John Adams is one of the small but growing number of men who have sacrificed their career to become a stay at home father. While his wife works full time, John, 41, looks after the family home and his two young daughters, Elizabeth aged two and Helen aged six. He tells Round Table magazine what it’s like to be a stay at home dad in 2015.
When I explain I’m a stay at home dad, I frequently get asked what my favourite day time television programme is. There’s an assumption us stay at home parents, be us mums or dads, while away the hours drinking coffee while channel surfing.
If only I had a spare moment for such folly! The reality is I don’t have any spare time and can account for every second during the day.
I have the two daughters; Elizabeth who is a toddler and Helen who is in her second year at school. Balancing the needs of a toddler and a school girl is demanding. In fact my wife, who has a job in senior management, often tells me I have the more demanding role of the two of us.
I don’t think a stay at home mum would find it any less demanding. Being a stay at home dad, however, comes with particular challenges.
Firstly, some people simply don’t know how to deal with you. I’ve been the main carer for my kids since 2011 and I’ve had some very odd experiences in that time. I once had a GP tell me I was “babysitting” when I turned up in her surgery with my daughter. There was also the occasion a nurse started physically looking round the room for my wife when I took my youngest daughter for inoculations. I won’t lie to you, I was offended on both occasions!
Loneliness and isolation are huge issues for stay at home mums. For dads, it’s magnified. Women don’t always feel comfortable arranging to socialise with a man. This means you can be left out of social gatherings. This, in turn, means your children don’t get asked on as many play dates.
Even so, it’s not all bad, far from it. I feel honoured to spend as much time with my kids. Few men have this opportunity and it’s great to nurture their talents and watch them grow.
We once had a builder in his sixties working on our house. I thought I’d better explain to him why I was always at home with my daughter and not my wife. I didn’t expect a warm reception but he told me he hadn’t seen his kids growing up and wished he’d been able to do the same as me.
As time passes I get more and more into this role. It’s not easy but I am at the centre of family life. I love providing and caring for the family. It’s a genuine sacrifice, but I wouldn’t want it any other way.
Oh, and as for daytime TV, if I’m doing the ironing I will often watch something on the History Channel. I can’t stand daytime trash so would rather watch something educational while taking the creases out of the family’s clothes!
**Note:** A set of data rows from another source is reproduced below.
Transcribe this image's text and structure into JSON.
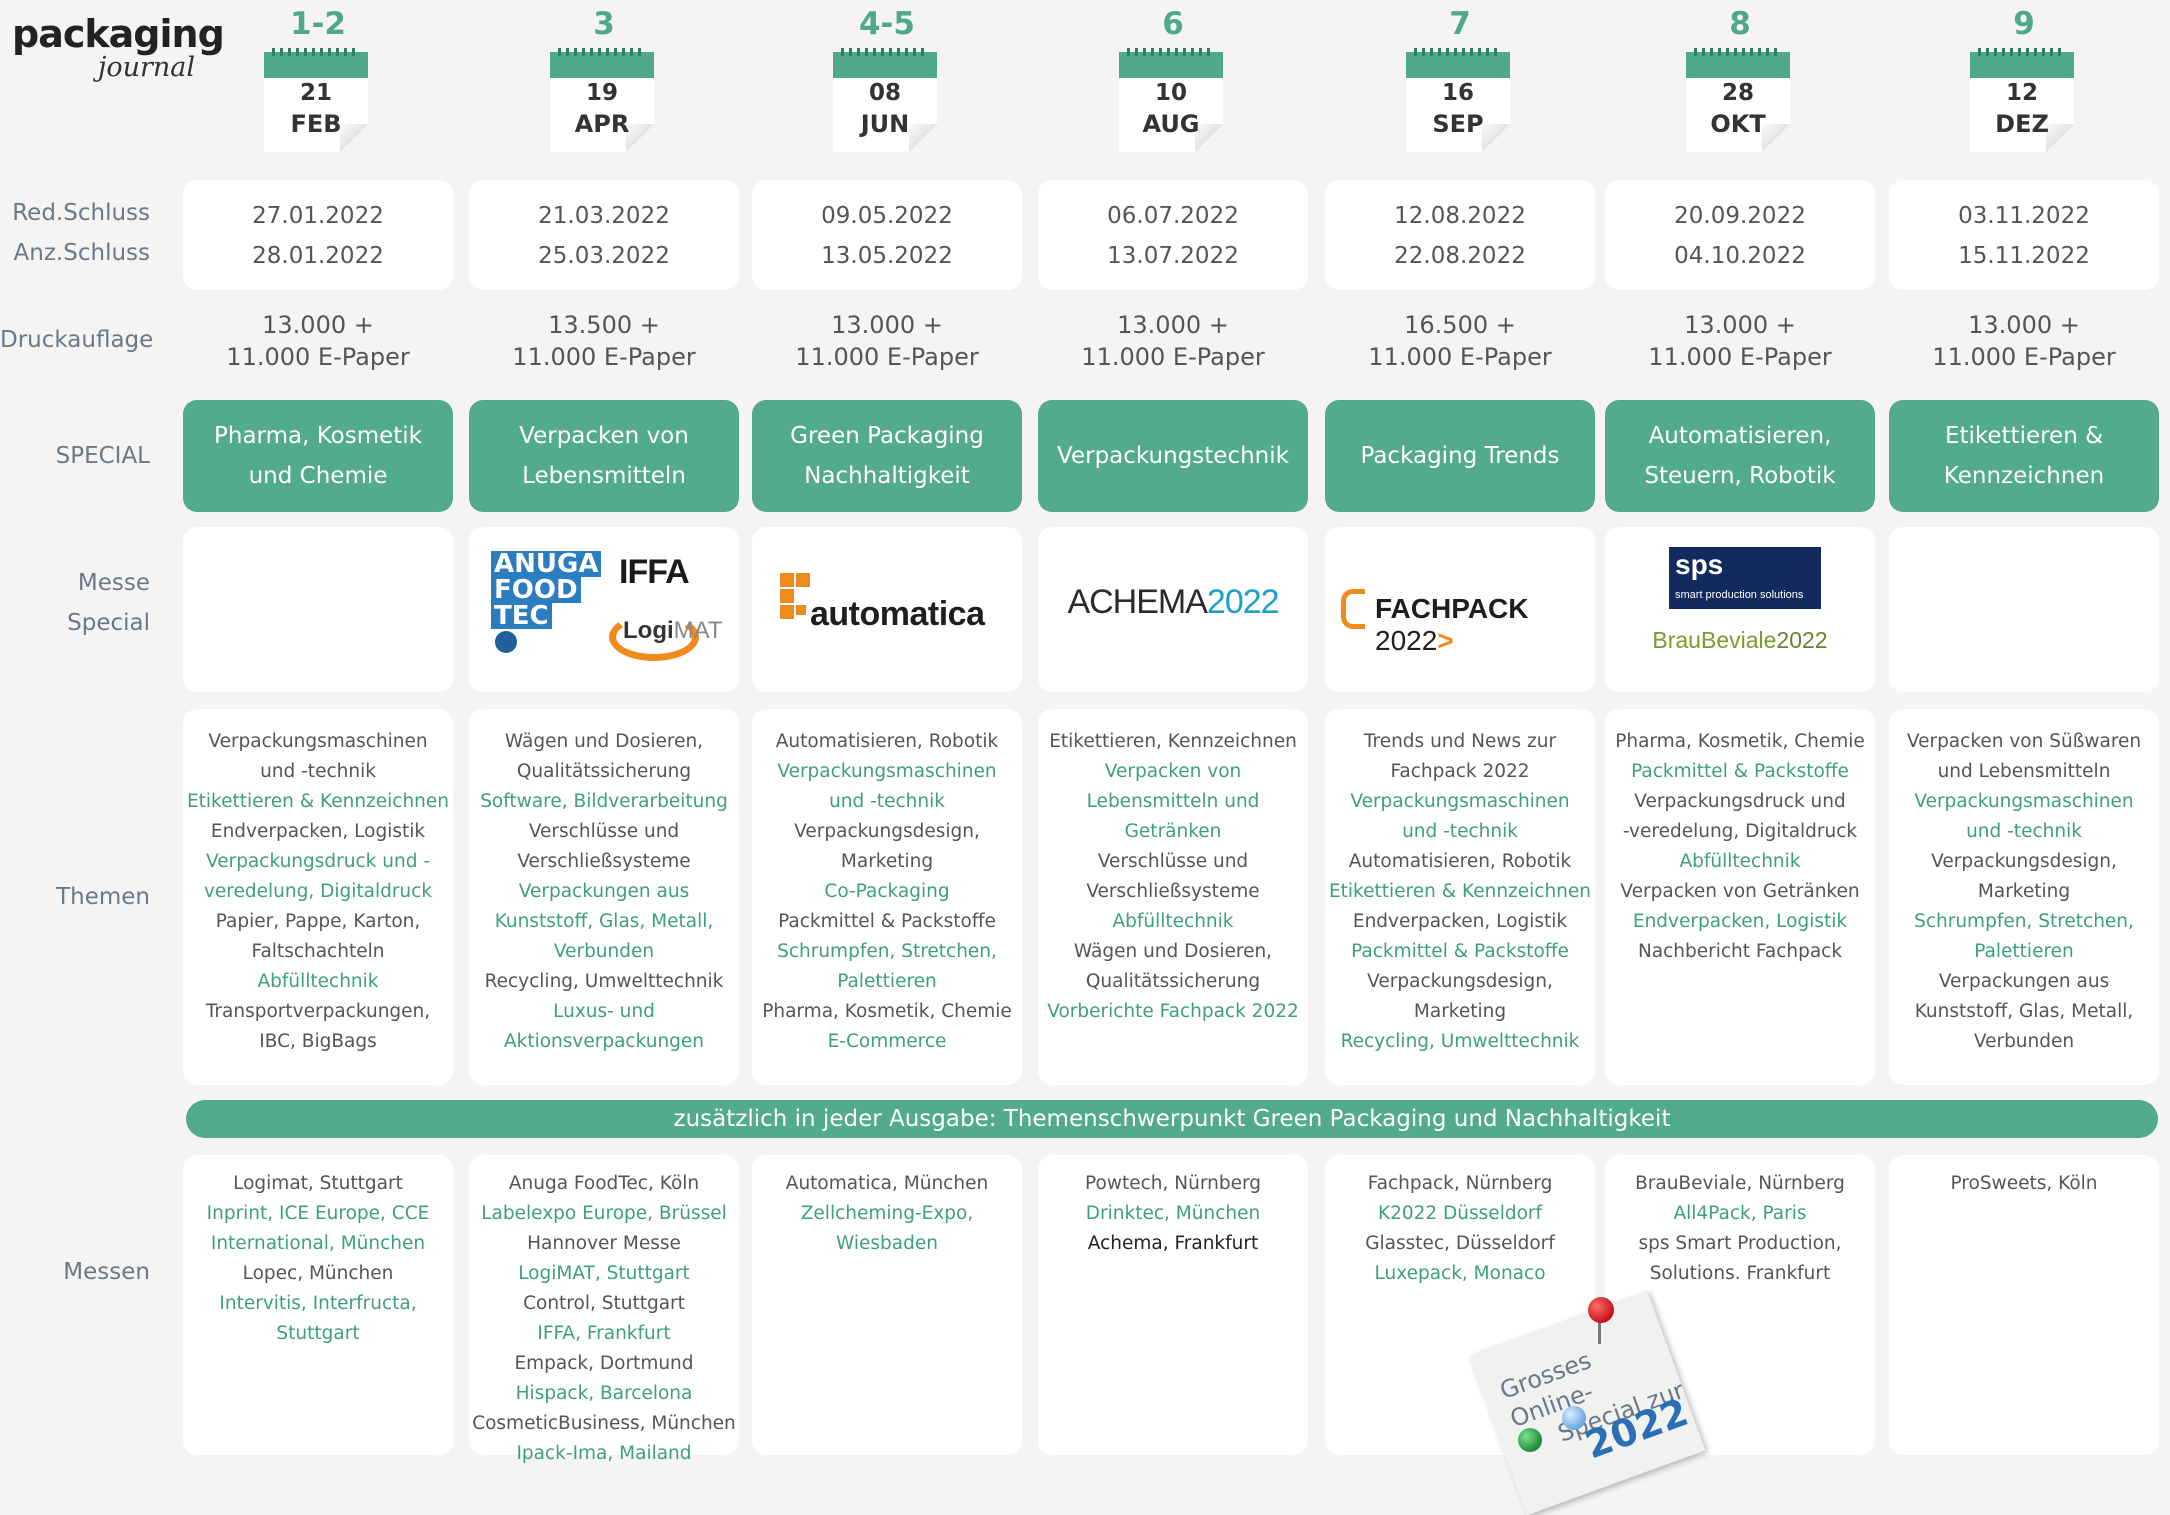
{
  "logo": {
    "line1": "packaging",
    "line2": "journal"
  },
  "row_labels": {
    "red": "Red.Schluss",
    "anz": "Anz.Schluss",
    "druck": "Druckauflage",
    "special": "SPECIAL",
    "messe1": "Messe",
    "messe2": "Special",
    "themen": "Themen",
    "messen": "Messen"
  },
  "band": "zusätzlich in jeder Ausgabe: Themenschwerpunkt Green Packaging und Nachhaltigkeit",
  "logos": {
    "anuga": [
      "ANUGA",
      "FOOD",
      "TEC"
    ],
    "iffa": "IFFA",
    "logimat_a": "Logi",
    "logimat_b": "MAT",
    "automatica": "automatica",
    "achema_a": "ACHEMA",
    "achema_b": "2022",
    "fachpack_a": "FACHPACK",
    "fachpack_b": "2022",
    "fachpack_c": ">",
    "sps_a": "sps",
    "sps_b": "smart production solutions",
    "brau_a": "BrauBeviale",
    "brau_b": "2022"
  },
  "note": {
    "line1": "Grosses Online-",
    "line2": "Special zur",
    "year": "2022"
  },
  "issues": [
    {
      "num": "1-2",
      "day": "21",
      "month": "FEB",
      "red": "27.01.2022",
      "anz": "28.01.2022",
      "druck1": "13.000 +",
      "druck2": "11.000 E-Paper",
      "special": [
        "Pharma, Kosmetik",
        "und Chemie"
      ],
      "themen": [
        [
          "Verpackungsmaschinen",
          "k"
        ],
        [
          "und -technik",
          "k"
        ],
        [
          "Etikettieren & Kennzeichnen",
          "g"
        ],
        [
          "Endverpacken, Logistik",
          "k"
        ],
        [
          "Verpackungsdruck und -",
          "g"
        ],
        [
          "veredelung, Digitaldruck",
          "g"
        ],
        [
          "Papier, Pappe, Karton,",
          "k"
        ],
        [
          "Faltschachteln",
          "k"
        ],
        [
          "Abfülltechnik",
          "g"
        ],
        [
          "Transportverpackungen,",
          "k"
        ],
        [
          "IBC, BigBags",
          "k"
        ]
      ],
      "messen": [
        [
          "Logimat, Stuttgart",
          "k"
        ],
        [
          "Inprint, ICE Europe, CCE",
          "g"
        ],
        [
          "International, München",
          "g"
        ],
        [
          "Lopec, München",
          "k"
        ],
        [
          "Intervitis, Interfructa,",
          "g"
        ],
        [
          "Stuttgart",
          "g"
        ]
      ]
    },
    {
      "num": "3",
      "day": "19",
      "month": "APR",
      "red": "21.03.2022",
      "anz": "25.03.2022",
      "druck1": "13.500 +",
      "druck2": "11.000 E-Paper",
      "special": [
        "Verpacken von",
        "Lebensmitteln"
      ],
      "themen": [
        [
          "Wägen und Dosieren,",
          "k"
        ],
        [
          "Qualitätssicherung",
          "k"
        ],
        [
          "Software, Bildverarbeitung",
          "g"
        ],
        [
          "Verschlüsse und",
          "k"
        ],
        [
          "Verschließsysteme",
          "k"
        ],
        [
          "Verpackungen aus",
          "g"
        ],
        [
          "Kunststoff, Glas, Metall,",
          "g"
        ],
        [
          "Verbunden",
          "g"
        ],
        [
          "Recycling, Umwelttechnik",
          "k"
        ],
        [
          "Luxus- und",
          "g"
        ],
        [
          "Aktionsverpackungen",
          "g"
        ]
      ],
      "messen": [
        [
          "Anuga FoodTec, Köln",
          "k"
        ],
        [
          "Labelexpo Europe, Brüssel",
          "g"
        ],
        [
          "Hannover Messe",
          "k"
        ],
        [
          "LogiMAT, Stuttgart",
          "g"
        ],
        [
          "Control, Stuttgart",
          "k"
        ],
        [
          "IFFA, Frankfurt",
          "g"
        ],
        [
          "Empack, Dortmund",
          "k"
        ],
        [
          "Hispack, Barcelona",
          "g"
        ],
        [
          "CosmeticBusiness, München",
          "k"
        ],
        [
          "Ipack-Ima, Mailand",
          "g"
        ]
      ]
    },
    {
      "num": "4-5",
      "day": "08",
      "month": "JUN",
      "red": "09.05.2022",
      "anz": "13.05.2022",
      "druck1": "13.000 +",
      "druck2": "11.000 E-Paper",
      "special": [
        "Green Packaging",
        "Nachhaltigkeit"
      ],
      "themen": [
        [
          "Automatisieren, Robotik",
          "k"
        ],
        [
          "Verpackungsmaschinen",
          "g"
        ],
        [
          "und -technik",
          "g"
        ],
        [
          "Verpackungsdesign,",
          "k"
        ],
        [
          "Marketing",
          "k"
        ],
        [
          "Co-Packaging",
          "g"
        ],
        [
          "Packmittel & Packstoffe",
          "k"
        ],
        [
          "Schrumpfen, Stretchen,",
          "g"
        ],
        [
          "Palettieren",
          "g"
        ],
        [
          "Pharma, Kosmetik, Chemie",
          "k"
        ],
        [
          "E-Commerce",
          "g"
        ]
      ],
      "messen": [
        [
          "Automatica, München",
          "k"
        ],
        [
          "Zellcheming-Expo,",
          "g"
        ],
        [
          "Wiesbaden",
          "g"
        ]
      ]
    },
    {
      "num": "6",
      "day": "10",
      "month": "AUG",
      "red": "06.07.2022",
      "anz": "13.07.2022",
      "druck1": "13.000 +",
      "druck2": "11.000 E-Paper",
      "special": [
        "Verpackungstechnik"
      ],
      "themen": [
        [
          "Etikettieren, Kennzeichnen",
          "k"
        ],
        [
          "Verpacken von",
          "g"
        ],
        [
          "Lebensmitteln und",
          "g"
        ],
        [
          "Getränken",
          "g"
        ],
        [
          "Verschlüsse und",
          "k"
        ],
        [
          "Verschließsysteme",
          "k"
        ],
        [
          "Abfülltechnik",
          "g"
        ],
        [
          "Wägen und Dosieren,",
          "k"
        ],
        [
          "Qualitätssicherung",
          "k"
        ],
        [
          "Vorberichte Fachpack 2022",
          "g"
        ]
      ],
      "messen": [
        [
          "Powtech, Nürnberg",
          "k"
        ],
        [
          "Drinktec, München",
          "g"
        ],
        [
          "Achema, Frankfurt",
          "kk"
        ]
      ]
    },
    {
      "num": "7",
      "day": "16",
      "month": "SEP",
      "red": "12.08.2022",
      "anz": "22.08.2022",
      "druck1": "16.500 +",
      "druck2": "11.000 E-Paper",
      "special": [
        "Packaging Trends"
      ],
      "themen": [
        [
          "Trends und News zur",
          "k"
        ],
        [
          "Fachpack 2022",
          "k"
        ],
        [
          "Verpackungsmaschinen",
          "g"
        ],
        [
          "und -technik",
          "g"
        ],
        [
          "Automatisieren, Robotik",
          "k"
        ],
        [
          "Etikettieren & Kennzeichnen",
          "g"
        ],
        [
          "Endverpacken, Logistik",
          "k"
        ],
        [
          "Packmittel & Packstoffe",
          "g"
        ],
        [
          "Verpackungsdesign,",
          "k"
        ],
        [
          "Marketing",
          "k"
        ],
        [
          "Recycling, Umwelttechnik",
          "g"
        ]
      ],
      "messen": [
        [
          "Fachpack, Nürnberg",
          "k"
        ],
        [
          "K2022 Düsseldorf",
          "g"
        ],
        [
          "Glasstec, Düsseldorf",
          "k"
        ],
        [
          "Luxepack, Monaco",
          "g"
        ]
      ]
    },
    {
      "num": "8",
      "day": "28",
      "month": "OKT",
      "red": "20.09.2022",
      "anz": "04.10.2022",
      "druck1": "13.000 +",
      "druck2": "11.000 E-Paper",
      "special": [
        "Automatisieren,",
        "Steuern, Robotik"
      ],
      "themen": [
        [
          "Pharma, Kosmetik, Chemie",
          "k"
        ],
        [
          "Packmittel & Packstoffe",
          "g"
        ],
        [
          "Verpackungsdruck und",
          "k"
        ],
        [
          "-veredelung, Digitaldruck",
          "k"
        ],
        [
          "Abfülltechnik",
          "g"
        ],
        [
          "Verpacken von Getränken",
          "k"
        ],
        [
          "Endverpacken, Logistik",
          "g"
        ],
        [
          "Nachbericht Fachpack",
          "k"
        ]
      ],
      "messen": [
        [
          "BrauBeviale, Nürnberg",
          "k"
        ],
        [
          "All4Pack, Paris",
          "g"
        ],
        [
          "sps Smart Production,",
          "k"
        ],
        [
          "Solutions. Frankfurt",
          "k"
        ]
      ]
    },
    {
      "num": "9",
      "day": "12",
      "month": "DEZ",
      "red": "03.11.2022",
      "anz": "15.11.2022",
      "druck1": "13.000 +",
      "druck2": "11.000 E-Paper",
      "special": [
        "Etikettieren &",
        "Kennzeichnen"
      ],
      "themen": [
        [
          "Verpacken von Süßwaren",
          "k"
        ],
        [
          "und Lebensmitteln",
          "k"
        ],
        [
          "Verpackungsmaschinen",
          "g"
        ],
        [
          "und -technik",
          "g"
        ],
        [
          "Verpackungsdesign,",
          "k"
        ],
        [
          "Marketing",
          "k"
        ],
        [
          "Schrumpfen, Stretchen,",
          "g"
        ],
        [
          "Palettieren",
          "g"
        ],
        [
          "Verpackungen aus",
          "k"
        ],
        [
          "Kunststoff, Glas, Metall,",
          "k"
        ],
        [
          "Verbunden",
          "k"
        ]
      ],
      "messen": [
        [
          "ProSweets, Köln",
          "k"
        ]
      ]
    }
  ]
}
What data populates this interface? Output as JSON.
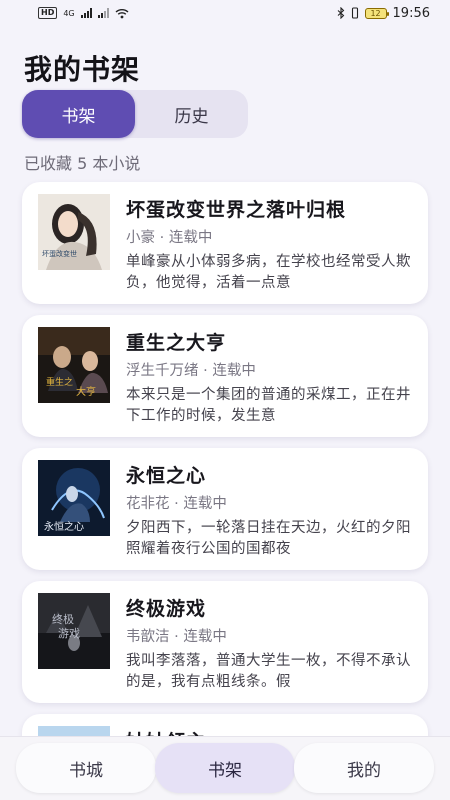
{
  "status_bar": {
    "left_tag": "HD",
    "net_label": "4G",
    "battery": "12",
    "time": "19:56"
  },
  "header": {
    "title": "我的书架"
  },
  "tabs": [
    {
      "label": "书架",
      "active": true
    },
    {
      "label": "历史",
      "active": false
    }
  ],
  "collection_count_text": "已收藏 5 本小说",
  "books": [
    {
      "title": "坏蛋改变世界之落叶归根",
      "meta": "小豪 · 连载中",
      "description": "单峰豪从小体弱多病，在学校也经常受人欺负，他觉得，活着一点意",
      "cover_style": "light"
    },
    {
      "title": "重生之大亨",
      "meta": "浮生千万绪 · 连载中",
      "description": "本来只是一个集团的普通的采煤工，正在井下工作的时候，发生意",
      "cover_style": "dark-warm"
    },
    {
      "title": "永恒之心",
      "meta": "花非花 · 连载中",
      "description": "夕阳西下，一轮落日挂在天边，火红的夕阳照耀着夜行公国的国都夜",
      "cover_style": "dark-blue"
    },
    {
      "title": "终极游戏",
      "meta": "韦歆洁 · 连载中",
      "description": "我叫李落落，普通大学生一枚，不得不承认的是，我有点粗线条。假",
      "cover_style": "dark-gray"
    },
    {
      "title": "姑姑领主",
      "meta": "",
      "description": "",
      "cover_style": "light-blue"
    }
  ],
  "bottom_nav": [
    {
      "label": "书城",
      "active": false
    },
    {
      "label": "书架",
      "active": true
    },
    {
      "label": "我的",
      "active": false
    }
  ]
}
John blogs about his experiences at http://dadbloguk.com
John is also the author the book A modern father (…and dad blogger), published in 2015 and available from Amazon in paperback and Kindle versions.